What you have to do |
Below are records that should be duplicated exactly, with no image retained.

Dataset entries |
'''

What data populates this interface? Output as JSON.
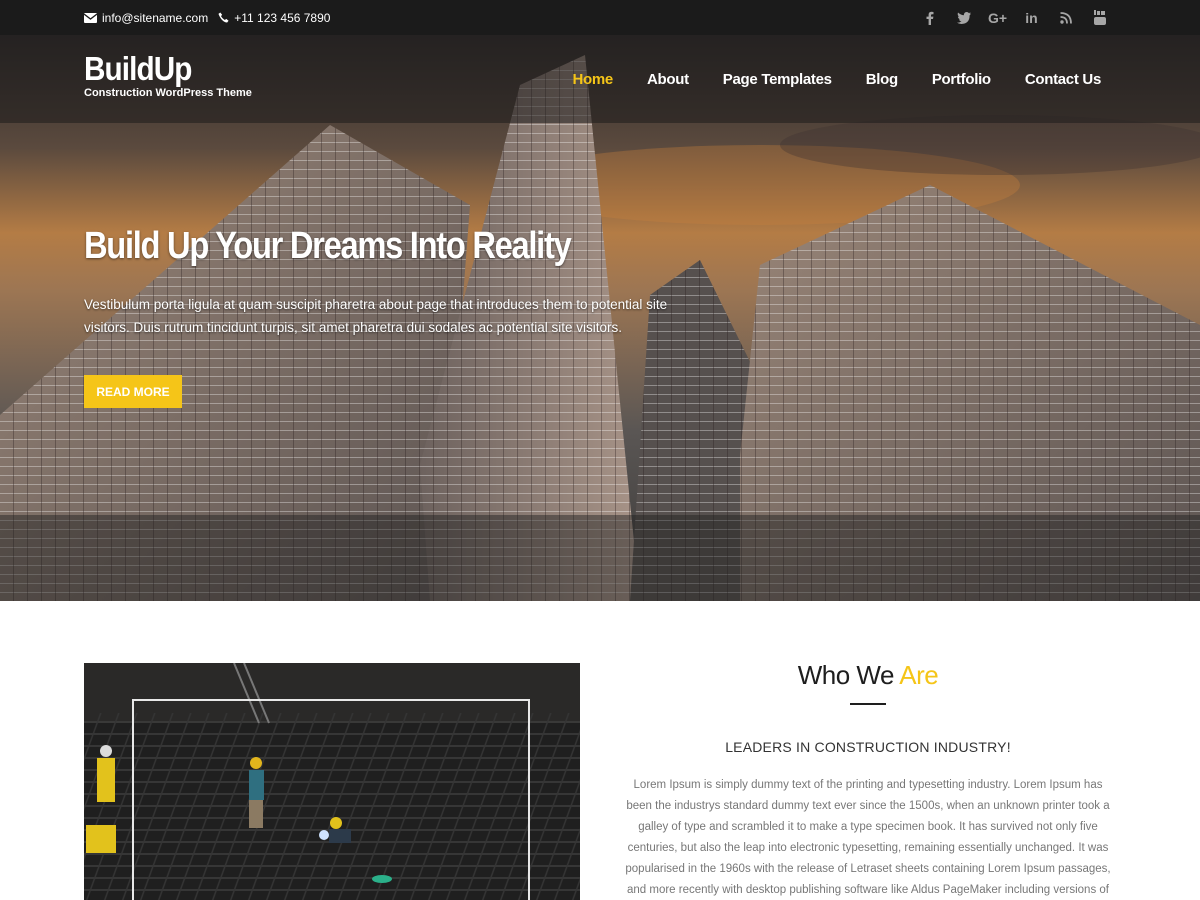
{
  "topbar": {
    "email": "info@sitename.com",
    "phone": "+11 123 456 7890",
    "social": [
      {
        "icon": "facebook-icon",
        "glyph": "f"
      },
      {
        "icon": "twitter-icon",
        "glyph": "t"
      },
      {
        "icon": "google-plus-icon",
        "glyph": "G+"
      },
      {
        "icon": "linkedin-icon",
        "glyph": "in"
      },
      {
        "icon": "rss-icon",
        "glyph": "rss"
      },
      {
        "icon": "youtube-icon",
        "glyph": "yt"
      }
    ]
  },
  "header": {
    "site_title": "BuildUp",
    "tagline": "Construction WordPress Theme",
    "menu": [
      {
        "label": "Home",
        "active": true
      },
      {
        "label": "About",
        "active": false
      },
      {
        "label": "Page Templates",
        "active": false
      },
      {
        "label": "Blog",
        "active": false
      },
      {
        "label": "Portfolio",
        "active": false
      },
      {
        "label": "Contact Us",
        "active": false
      }
    ]
  },
  "hero": {
    "title": "Build Up Your Dreams Into Reality",
    "text": "Vestibulum porta ligula at quam suscipit pharetra about page that introduces them to potential site visitors. Duis rutrum tincidunt turpis, sit amet pharetra dui sodales ac potential site visitors.",
    "button_label": "READ MORE"
  },
  "about": {
    "title_main": "Who We ",
    "title_accent": "Are",
    "subtitle": "LEADERS IN CONSTRUCTION INDUSTRY!",
    "body": "Lorem Ipsum is simply dummy text of the printing and typesetting industry. Lorem Ipsum has been the industrys standard dummy text ever since the 1500s, when an unknown printer took a galley of type and scrambled it to make a type specimen book. It has survived not only five centuries, but also the leap into electronic typesetting, remaining essentially unchanged. It was popularised in the 1960s with the release of Letraset sheets containing Lorem Ipsum passages, and more recently with desktop publishing software like Aldus PageMaker including versions of Lorem Ipsum. Why do we use it?"
  },
  "colors": {
    "accent": "#f5c518",
    "topbar_bg": "#1b1b1b"
  }
}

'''

Task response |
What data populates this interface? Output as JSON.
{
  "topbar": {
    "email": "info@sitename.com",
    "phone": "+11 123 456 7890",
    "social": [
      {
        "icon": "facebook-icon",
        "glyph": "f"
      },
      {
        "icon": "twitter-icon",
        "glyph": "t"
      },
      {
        "icon": "google-plus-icon",
        "glyph": "G+"
      },
      {
        "icon": "linkedin-icon",
        "glyph": "in"
      },
      {
        "icon": "rss-icon",
        "glyph": "rss"
      },
      {
        "icon": "youtube-icon",
        "glyph": "yt"
      }
    ]
  },
  "header": {
    "site_title": "BuildUp",
    "tagline": "Construction WordPress Theme",
    "menu": [
      {
        "label": "Home",
        "active": true
      },
      {
        "label": "About",
        "active": false
      },
      {
        "label": "Page Templates",
        "active": false
      },
      {
        "label": "Blog",
        "active": false
      },
      {
        "label": "Portfolio",
        "active": false
      },
      {
        "label": "Contact Us",
        "active": false
      }
    ]
  },
  "hero": {
    "title": "Build Up Your Dreams Into Reality",
    "text": "Vestibulum porta ligula at quam suscipit pharetra about page that introduces them to potential site visitors. Duis rutrum tincidunt turpis, sit amet pharetra dui sodales ac potential site visitors.",
    "button_label": "READ MORE"
  },
  "about": {
    "title_main": "Who We ",
    "title_accent": "Are",
    "subtitle": "LEADERS IN CONSTRUCTION INDUSTRY!",
    "body": "Lorem Ipsum is simply dummy text of the printing and typesetting industry. Lorem Ipsum has been the industrys standard dummy text ever since the 1500s, when an unknown printer took a galley of type and scrambled it to make a type specimen book. It has survived not only five centuries, but also the leap into electronic typesetting, remaining essentially unchanged. It was popularised in the 1960s with the release of Letraset sheets containing Lorem Ipsum passages, and more recently with desktop publishing software like Aldus PageMaker including versions of Lorem Ipsum. Why do we use it?"
  },
  "colors": {
    "accent": "#f5c518",
    "topbar_bg": "#1b1b1b"
  }
}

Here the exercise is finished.